→ Data for processing
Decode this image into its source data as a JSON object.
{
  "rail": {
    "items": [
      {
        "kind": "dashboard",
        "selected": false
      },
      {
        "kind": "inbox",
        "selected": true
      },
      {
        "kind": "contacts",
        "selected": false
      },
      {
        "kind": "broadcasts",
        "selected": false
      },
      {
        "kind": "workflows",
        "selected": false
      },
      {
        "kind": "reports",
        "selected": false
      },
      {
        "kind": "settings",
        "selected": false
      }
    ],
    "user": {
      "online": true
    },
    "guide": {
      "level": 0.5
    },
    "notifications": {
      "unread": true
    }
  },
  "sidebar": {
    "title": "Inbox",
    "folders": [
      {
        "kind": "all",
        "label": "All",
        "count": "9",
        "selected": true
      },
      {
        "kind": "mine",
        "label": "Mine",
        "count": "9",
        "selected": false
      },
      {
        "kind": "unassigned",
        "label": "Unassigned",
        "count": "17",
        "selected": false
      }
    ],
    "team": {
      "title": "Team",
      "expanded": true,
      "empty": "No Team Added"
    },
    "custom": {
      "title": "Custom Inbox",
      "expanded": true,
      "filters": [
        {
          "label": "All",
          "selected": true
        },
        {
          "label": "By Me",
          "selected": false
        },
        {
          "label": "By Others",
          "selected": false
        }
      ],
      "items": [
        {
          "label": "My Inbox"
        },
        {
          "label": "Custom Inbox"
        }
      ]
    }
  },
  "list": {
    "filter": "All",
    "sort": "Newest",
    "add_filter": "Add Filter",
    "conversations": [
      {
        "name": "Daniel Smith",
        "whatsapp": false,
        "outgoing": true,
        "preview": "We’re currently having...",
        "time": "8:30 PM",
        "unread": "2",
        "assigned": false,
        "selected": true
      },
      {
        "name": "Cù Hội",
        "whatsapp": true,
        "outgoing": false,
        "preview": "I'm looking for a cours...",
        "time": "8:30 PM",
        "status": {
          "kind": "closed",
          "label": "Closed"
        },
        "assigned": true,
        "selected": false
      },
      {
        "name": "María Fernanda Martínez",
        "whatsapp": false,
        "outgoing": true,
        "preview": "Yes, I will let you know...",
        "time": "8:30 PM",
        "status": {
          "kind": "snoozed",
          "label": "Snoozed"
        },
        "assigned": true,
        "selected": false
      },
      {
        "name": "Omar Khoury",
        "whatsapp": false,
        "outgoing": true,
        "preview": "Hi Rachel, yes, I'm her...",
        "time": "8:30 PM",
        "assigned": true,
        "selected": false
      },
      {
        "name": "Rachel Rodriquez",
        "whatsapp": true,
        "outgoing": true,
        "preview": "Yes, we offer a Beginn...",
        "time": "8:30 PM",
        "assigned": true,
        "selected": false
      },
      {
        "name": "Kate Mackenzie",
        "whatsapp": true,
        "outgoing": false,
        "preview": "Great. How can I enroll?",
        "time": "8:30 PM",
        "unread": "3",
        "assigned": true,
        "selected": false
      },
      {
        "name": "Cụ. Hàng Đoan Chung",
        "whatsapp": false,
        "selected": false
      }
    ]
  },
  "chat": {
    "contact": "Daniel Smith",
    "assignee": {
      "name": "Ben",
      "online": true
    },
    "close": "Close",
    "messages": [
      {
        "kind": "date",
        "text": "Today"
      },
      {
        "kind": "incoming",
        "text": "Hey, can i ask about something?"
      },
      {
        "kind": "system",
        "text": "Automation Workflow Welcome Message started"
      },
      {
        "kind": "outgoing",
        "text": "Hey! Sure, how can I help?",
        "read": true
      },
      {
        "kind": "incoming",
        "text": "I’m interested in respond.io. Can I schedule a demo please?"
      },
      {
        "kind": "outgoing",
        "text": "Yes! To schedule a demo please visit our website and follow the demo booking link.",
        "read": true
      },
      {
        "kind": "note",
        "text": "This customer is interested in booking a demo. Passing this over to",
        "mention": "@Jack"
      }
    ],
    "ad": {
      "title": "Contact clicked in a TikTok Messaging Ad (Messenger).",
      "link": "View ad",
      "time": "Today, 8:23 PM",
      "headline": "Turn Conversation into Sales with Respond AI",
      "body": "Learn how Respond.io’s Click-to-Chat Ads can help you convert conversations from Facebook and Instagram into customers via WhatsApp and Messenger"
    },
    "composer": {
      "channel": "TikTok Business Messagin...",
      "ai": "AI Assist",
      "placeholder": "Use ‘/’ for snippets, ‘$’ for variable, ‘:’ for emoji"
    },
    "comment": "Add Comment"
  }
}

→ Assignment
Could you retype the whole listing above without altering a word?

→ Answer for the task
Decode this image into its source data as a JSON object.
{
  "rail": {
    "items": [
      {
        "kind": "dashboard",
        "selected": false
      },
      {
        "kind": "inbox",
        "selected": true
      },
      {
        "kind": "contacts",
        "selected": false
      },
      {
        "kind": "broadcasts",
        "selected": false
      },
      {
        "kind": "workflows",
        "selected": false
      },
      {
        "kind": "reports",
        "selected": false
      },
      {
        "kind": "settings",
        "selected": false
      }
    ],
    "user": {
      "online": true
    },
    "guide": {
      "level": 0.5
    },
    "notifications": {
      "unread": true
    }
  },
  "sidebar": {
    "title": "Inbox",
    "folders": [
      {
        "kind": "all",
        "label": "All",
        "count": "9",
        "selected": true
      },
      {
        "kind": "mine",
        "label": "Mine",
        "count": "9",
        "selected": false
      },
      {
        "kind": "unassigned",
        "label": "Unassigned",
        "count": "17",
        "selected": false
      }
    ],
    "team": {
      "title": "Team",
      "expanded": true,
      "empty": "No Team Added"
    },
    "custom": {
      "title": "Custom Inbox",
      "expanded": true,
      "filters": [
        {
          "label": "All",
          "selected": true
        },
        {
          "label": "By Me",
          "selected": false
        },
        {
          "label": "By Others",
          "selected": false
        }
      ],
      "items": [
        {
          "label": "My Inbox"
        },
        {
          "label": "Custom Inbox"
        }
      ]
    }
  },
  "list": {
    "filter": "All",
    "sort": "Newest",
    "add_filter": "Add Filter",
    "conversations": [
      {
        "name": "Daniel Smith",
        "whatsapp": false,
        "outgoing": true,
        "preview": "We’re currently having...",
        "time": "8:30 PM",
        "unread": "2",
        "assigned": false,
        "selected": true
      },
      {
        "name": "Cù Hội",
        "whatsapp": true,
        "outgoing": false,
        "preview": "I'm looking for a cours...",
        "time": "8:30 PM",
        "status": {
          "kind": "closed",
          "label": "Closed"
        },
        "assigned": true,
        "selected": false
      },
      {
        "name": "María Fernanda Martínez",
        "whatsapp": false,
        "outgoing": true,
        "preview": "Yes, I will let you know...",
        "time": "8:30 PM",
        "status": {
          "kind": "snoozed",
          "label": "Snoozed"
        },
        "assigned": true,
        "selected": false
      },
      {
        "name": "Omar Khoury",
        "whatsapp": false,
        "outgoing": true,
        "preview": "Hi Rachel, yes, I'm her...",
        "time": "8:30 PM",
        "assigned": true,
        "selected": false
      },
      {
        "name": "Rachel Rodriquez",
        "whatsapp": true,
        "outgoing": true,
        "preview": "Yes, we offer a Beginn...",
        "time": "8:30 PM",
        "assigned": true,
        "selected": false
      },
      {
        "name": "Kate Mackenzie",
        "whatsapp": true,
        "outgoing": false,
        "preview": "Great. How can I enroll?",
        "time": "8:30 PM",
        "unread": "3",
        "assigned": true,
        "selected": false
      },
      {
        "name": "Cụ. Hàng Đoan Chung",
        "whatsapp": false,
        "selected": false
      }
    ]
  },
  "chat": {
    "contact": "Daniel Smith",
    "assignee": {
      "name": "Ben",
      "online": true
    },
    "close": "Close",
    "messages": [
      {
        "kind": "date",
        "text": "Today"
      },
      {
        "kind": "incoming",
        "text": "Hey, can i ask about something?"
      },
      {
        "kind": "system",
        "text": "Automation Workflow Welcome Message started"
      },
      {
        "kind": "outgoing",
        "text": "Hey! Sure, how can I help?",
        "read": true
      },
      {
        "kind": "incoming",
        "text": "I’m interested in respond.io. Can I schedule a demo please?"
      },
      {
        "kind": "outgoing",
        "text": "Yes! To schedule a demo please visit our website and follow the demo booking link.",
        "read": true
      },
      {
        "kind": "note",
        "text": "This customer is interested in booking a demo. Passing this over to",
        "mention": "@Jack"
      }
    ],
    "ad": {
      "title": "Contact clicked in a TikTok Messaging Ad (Messenger).",
      "link": "View ad",
      "time": "Today, 8:23 PM",
      "headline": "Turn Conversation into Sales with Respond AI",
      "body": "Learn how Respond.io’s Click-to-Chat Ads can help you convert conversations from Facebook and Instagram into customers via WhatsApp and Messenger"
    },
    "composer": {
      "channel": "TikTok Business Messagin...",
      "ai": "AI Assist",
      "placeholder": "Use ‘/’ for snippets, ‘$’ for variable, ‘:’ for emoji"
    },
    "comment": "Add Comment"
  }
}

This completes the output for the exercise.